(Beginning of Records)

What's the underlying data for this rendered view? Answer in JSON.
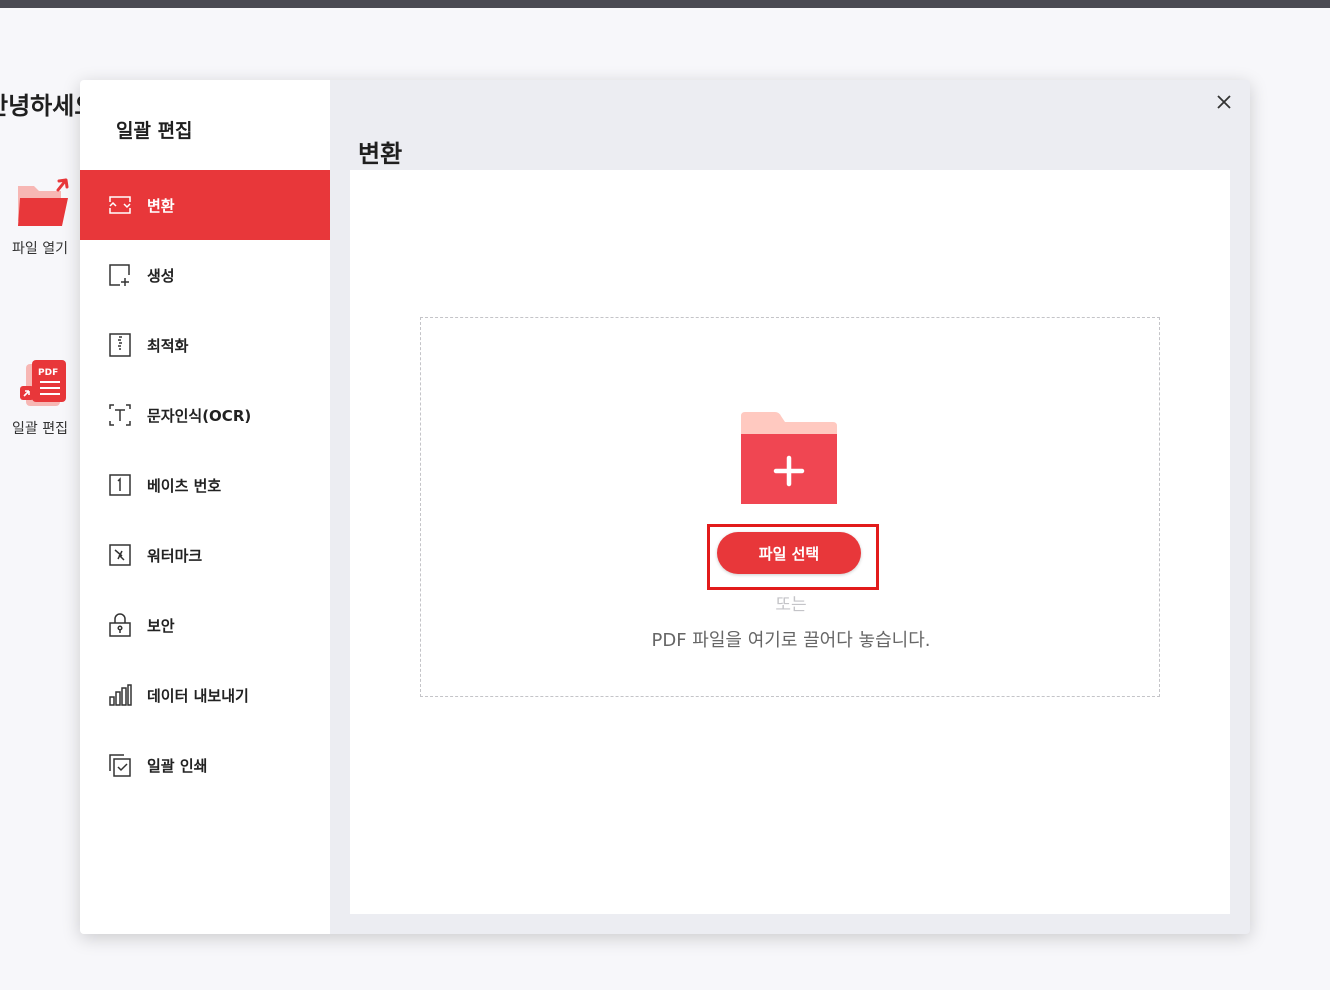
{
  "background": {
    "greeting": "안녕하세요",
    "items": [
      {
        "label": "파일 열기",
        "icon": "folder-open-icon"
      },
      {
        "label": "일괄 편집",
        "icon": "pdf-batch-icon"
      }
    ]
  },
  "dialog": {
    "sidebar_title": "일괄 편집",
    "menu": [
      {
        "label": "변환",
        "icon": "convert-icon",
        "active": true
      },
      {
        "label": "생성",
        "icon": "create-icon"
      },
      {
        "label": "최적화",
        "icon": "optimize-icon"
      },
      {
        "label": "문자인식(OCR)",
        "icon": "ocr-icon"
      },
      {
        "label": "베이츠 번호",
        "icon": "bates-number-icon"
      },
      {
        "label": "워터마크",
        "icon": "watermark-icon"
      },
      {
        "label": "보안",
        "icon": "lock-icon"
      },
      {
        "label": "데이터 내보내기",
        "icon": "bar-chart-icon"
      },
      {
        "label": "일괄 인쇄",
        "icon": "print-icon"
      }
    ],
    "main_title": "변환",
    "dropzone": {
      "select_button": "파일 선택",
      "or": "또는",
      "hint": "PDF 파일을 여기로 끌어다 놓습니다."
    },
    "close_icon": "close-icon",
    "colors": {
      "accent": "#e8373a",
      "highlight_frame": "#e21b1b"
    }
  }
}
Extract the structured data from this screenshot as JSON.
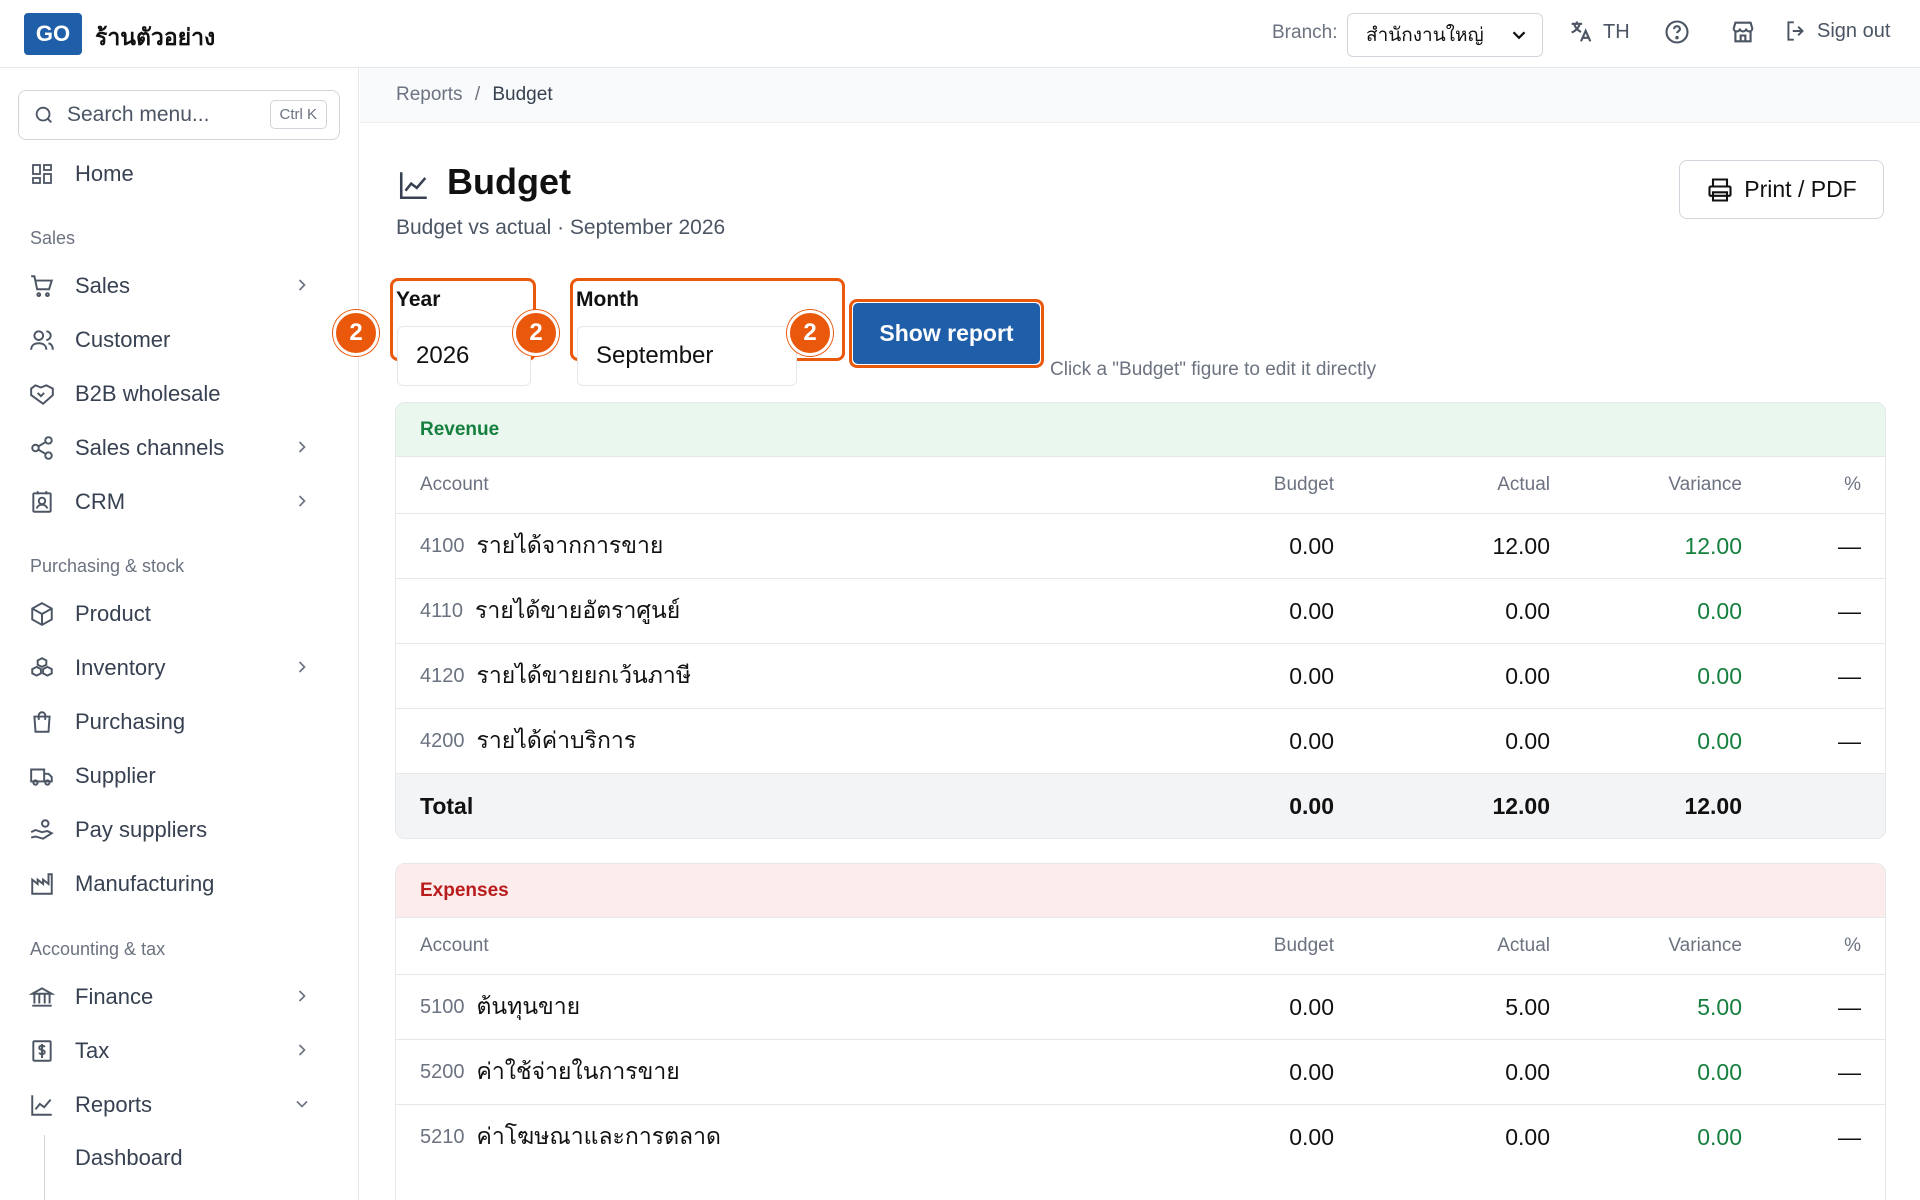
{
  "header": {
    "logo": "GO",
    "shop_name": "ร้านตัวอย่าง",
    "branch_label": "Branch:",
    "branch_value": "สำนักงานใหญ่",
    "language": "TH",
    "sign_out": "Sign out"
  },
  "sidebar": {
    "search_placeholder": "Search menu...",
    "search_shortcut": "Ctrl K",
    "home": "Home",
    "sections": {
      "sales": "Sales",
      "purchasing": "Purchasing & stock",
      "accounting": "Accounting & tax"
    },
    "items": {
      "sales": "Sales",
      "customer": "Customer",
      "b2b": "B2B wholesale",
      "channels": "Sales channels",
      "crm": "CRM",
      "product": "Product",
      "inventory": "Inventory",
      "purchasing": "Purchasing",
      "supplier": "Supplier",
      "pay_suppliers": "Pay suppliers",
      "manufacturing": "Manufacturing",
      "finance": "Finance",
      "tax": "Tax",
      "reports": "Reports",
      "dashboard": "Dashboard"
    }
  },
  "breadcrumb": {
    "parent": "Reports",
    "separator": "/",
    "current": "Budget"
  },
  "page": {
    "title": "Budget",
    "subtitle": "Budget vs actual · September 2026",
    "print_button": "Print / PDF"
  },
  "filters": {
    "year_label": "Year",
    "year_value": "2026",
    "month_label": "Month",
    "month_value": "September",
    "show_button": "Show report",
    "hint": "Click a \"Budget\" figure to edit it directly",
    "badge": "2"
  },
  "columns": {
    "account": "Account",
    "budget": "Budget",
    "actual": "Actual",
    "variance": "Variance",
    "pct": "%"
  },
  "revenue": {
    "title": "Revenue",
    "rows": [
      {
        "code": "4100",
        "name": "รายได้จากการขาย",
        "budget": "0.00",
        "actual": "12.00",
        "variance": "12.00",
        "pct": "—"
      },
      {
        "code": "4110",
        "name": "รายได้ขายอัตราศูนย์",
        "budget": "0.00",
        "actual": "0.00",
        "variance": "0.00",
        "pct": "—"
      },
      {
        "code": "4120",
        "name": "รายได้ขายยกเว้นภาษี",
        "budget": "0.00",
        "actual": "0.00",
        "variance": "0.00",
        "pct": "—"
      },
      {
        "code": "4200",
        "name": "รายได้ค่าบริการ",
        "budget": "0.00",
        "actual": "0.00",
        "variance": "0.00",
        "pct": "—"
      }
    ],
    "total": {
      "label": "Total",
      "budget": "0.00",
      "actual": "12.00",
      "variance": "12.00"
    }
  },
  "expenses": {
    "title": "Expenses",
    "rows": [
      {
        "code": "5100",
        "name": "ต้นทุนขาย",
        "budget": "0.00",
        "actual": "5.00",
        "variance": "5.00",
        "pct": "—"
      },
      {
        "code": "5200",
        "name": "ค่าใช้จ่ายในการขาย",
        "budget": "0.00",
        "actual": "0.00",
        "variance": "0.00",
        "pct": "—"
      },
      {
        "code": "5210",
        "name": "ค่าโฆษณาและการตลาด",
        "budget": "0.00",
        "actual": "0.00",
        "variance": "0.00",
        "pct": "—"
      }
    ]
  },
  "colors": {
    "brand": "#1f5ea8",
    "highlight": "#ea580c",
    "positive": "#15803d",
    "negative": "#b91c1c"
  }
}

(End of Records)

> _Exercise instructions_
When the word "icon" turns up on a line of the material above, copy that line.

> _Answer section_
        "icon": "folder-open-icon"
        "icon": "pdf-batch-icon"
        "icon": "convert-icon",
        "icon": "create-icon"
        "icon": "optimize-icon"
        "icon": "ocr-icon"
        "icon": "bates-number-icon"
        "icon": "watermark-icon"
        "icon": "lock-icon"
        "icon": "bar-chart-icon"
        "icon": "print-icon"
    "close_icon": "close-icon",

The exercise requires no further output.